Our discussion at the Kwaku (anonymized) community was facilitated by local representatives of an NGO, working towards food security improvements in the Northern Region, through the introduction of soya crops. Farming is the main economic activity in Kwaku. Situated on alluvial soils, the community faces rainy (18-20oC) and the dry (39-40oC) seasons. Vegetation is mostly savannah woodland, with cash crop trees being dawa-dawa, sheanut and mango; and cultivation crops being yam, groundnut, rice.
Records for Kwaku show population of about 3 264 residents, with 48% male and 52% female. The community is characterized by strong traditional governance structures, including the roles of chief warrior, women’s leader, mouthpiece of the chief, chief-in-waiting and youth organizer. Besides chieftancy and the district assembly, formal structures in the community include parent teacher association, traditional birth attendants, youth committee, guinea worm eradication committee, food management committee and women’s groups.
Farmers began the meeting by commenting on new crop varieties and on recent infrastructure developments. The maize variety that was used previously took about 4 to 5 months to mature, but the improved variety which is currently used takes 2 to 3 months to reach maturity. Even though population has been increasing, there is still enough land for farming. In terms of infrastructure, there is no electricity supply but the road to the community was expanded from a narrow foot path to a motorable road in order to aid the transportation of foodstuffs out of the community.
Mobile phones are recent in the community with Vodafone, MTN and Tigo being the available networks in the area. As objects, mobile phones are carriers of identity and inscribed with value. Out of 16 participants in the discussion, 3 used their phones for text messaging and 5 subscribed to the ‘calling tunes’ value added service. The latter are services which allow subscribers to manage callers’ perceptions by presenting to them selected answer tones. The significance of mobile phones as status symbols and the significance of musical entertainment in the rural context, are demonstrated by the following quote:
“Some of [us], [we] call it ‘a bar of soap’ because they are big. Those ones, they don’t have camera and they don’t have music player. That’s what we call a ‘bar of soap’. Those ones, [we] don’t like them. […] This one has a torch light on it. A basic one [is] without a torch light. If any of [us] had one with a music payer, and a camera, and those things, you will see which one because [people] will be following him because of the music. […] “

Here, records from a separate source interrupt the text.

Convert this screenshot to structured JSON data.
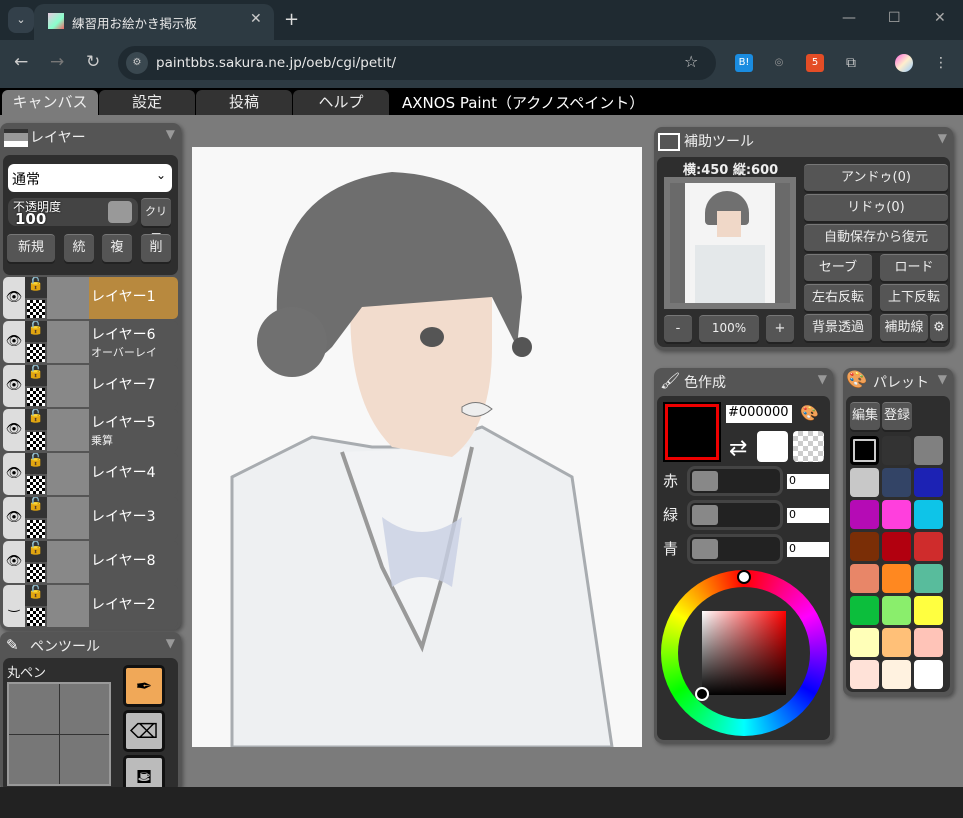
{
  "browser": {
    "tab_title": "練習用お絵かき掲示板",
    "url": "paintbbs.sakura.ne.jp/oeb/cgi/petit/",
    "icons": [
      "tab-search-icon",
      "close-icon",
      "new-tab-icon",
      "minimize-icon",
      "maximize-icon",
      "close-window-icon",
      "back-icon",
      "forward-icon",
      "reload-icon",
      "site-info-icon",
      "bookmark-star-icon",
      "hatena-bookmark-icon",
      "mouse-icon",
      "html5-icon",
      "extensions-icon",
      "profile-avatar",
      "more-icon"
    ],
    "ext_hatena": "B!"
  },
  "app": {
    "tabs": [
      "キャンバス",
      "設定",
      "投稿",
      "ヘルプ"
    ],
    "active_tab": "キャンバス",
    "title": "AXNOS Paint（アクノスペイント）"
  },
  "layers_panel": {
    "title": "レイヤー",
    "blend_mode": "通常",
    "opacity_label": "不透明度",
    "opacity_value": "100",
    "clear_label": "クリア",
    "buttons": [
      "新規",
      "統",
      "複",
      "削"
    ],
    "layers": [
      {
        "name": "レイヤー1",
        "mode": "",
        "selected": true,
        "visible": true
      },
      {
        "name": "レイヤー6",
        "mode": "オーバーレイ",
        "selected": false,
        "visible": true
      },
      {
        "name": "レイヤー7",
        "mode": "",
        "selected": false,
        "visible": true
      },
      {
        "name": "レイヤー5",
        "mode": "乗算",
        "selected": false,
        "visible": true
      },
      {
        "name": "レイヤー4",
        "mode": "",
        "selected": false,
        "visible": true
      },
      {
        "name": "レイヤー3",
        "mode": "",
        "selected": false,
        "visible": true
      },
      {
        "name": "レイヤー8",
        "mode": "",
        "selected": false,
        "visible": true
      },
      {
        "name": "レイヤー2",
        "mode": "",
        "selected": false,
        "visible": false
      }
    ],
    "selected_color": "#b8893e"
  },
  "pen_panel": {
    "title": "ペンツール",
    "pen_name": "丸ペン",
    "tools": [
      "pen-icon",
      "eraser-icon",
      "bucket-icon"
    ]
  },
  "aux_panel": {
    "title": "補助ツール",
    "size_text": "横:450 縦:600",
    "undo": "アンドゥ(0)",
    "redo": "リドゥ(0)",
    "restore": "自動保存から復元",
    "save": "セーブ",
    "load": "ロード",
    "flip_h": "左右反転",
    "flip_v": "上下反転",
    "zoom_out": "-",
    "zoom": "100%",
    "zoom_in": "+",
    "bg_transparent": "背景透過",
    "guide": "補助線"
  },
  "color_panel": {
    "title": "色作成",
    "hex": "#000000",
    "main_color": "#000000",
    "sub_color": "#ffffff",
    "labels": {
      "r": "赤",
      "g": "緑",
      "b": "青"
    },
    "values": {
      "r": "0",
      "g": "0",
      "b": "0"
    }
  },
  "palette_panel": {
    "title": "パレット",
    "edit": "編集",
    "register": "登録",
    "colors": [
      "#000000",
      "#333333",
      "#808080",
      "#c8c8c8",
      "#334466",
      "#1c22b4",
      "#b50bb5",
      "#ff3fdd",
      "#0ec4e8",
      "#7a2e06",
      "#b2000f",
      "#cf2c2c",
      "#e88668",
      "#ff8820",
      "#58bc9c",
      "#0cbe3c",
      "#8aee6c",
      "#ffff40",
      "#ffffb8",
      "#ffc078",
      "#ffc4b8",
      "#ffe2d8",
      "#fff2e0",
      "#ffffff"
    ]
  }
}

Most people of Kwaku community charge their phone batteries in the nearby district center at a fee of GhC 0.50. The community was once given a solar charger, which ended up bringing a lot of confusion because there were arguments as to who should charge his or her phone first. Consequently, the solar charger was worn out and it is hardly used. Discussing the amounts they spend on call credit per week, 4 people said they spend up to GhC 2 per week. Two people used an average of GhC 3 a week, whereas another 2 used GhC 4-5 a week. One person was spending average of GhC 6-10 per week. Mobile phones are used mostly to complement other information channels, such as social networks. People phone to reach relatives, to access centralized market information services, and to verify the market prices received through such services with their personal contacts. They confirmed that the market information they received was reliable most of the time, and informed their decisions where to sell their produce. On a few occasions, prices were slightly higher or lower than was anticipated through the price information received.
Eight people in the focus group said they have radio sets. They mentioned Radio Savannah, North Star Radio, Radio Justice, Radio Volta and Radio B.A.R as the ones that are transmitted in the area. Radio, they said is mostly listened individually and not in a group; and it is the preferred source of national and international news.Surprisingly, even though people in the Kwaku had no electricity supplu, 3 of the group participants owned TV sets. They bought the television sets when the electric poles were being erected, and they expected that electricity supply will reach them shortly. In terms of legacy technologies, the community has a gong-gong beater who announces meetings. Occasionally, people call each-other on their cell phones to remind of up-coming meetings. Nonetheless, it is considered profligate.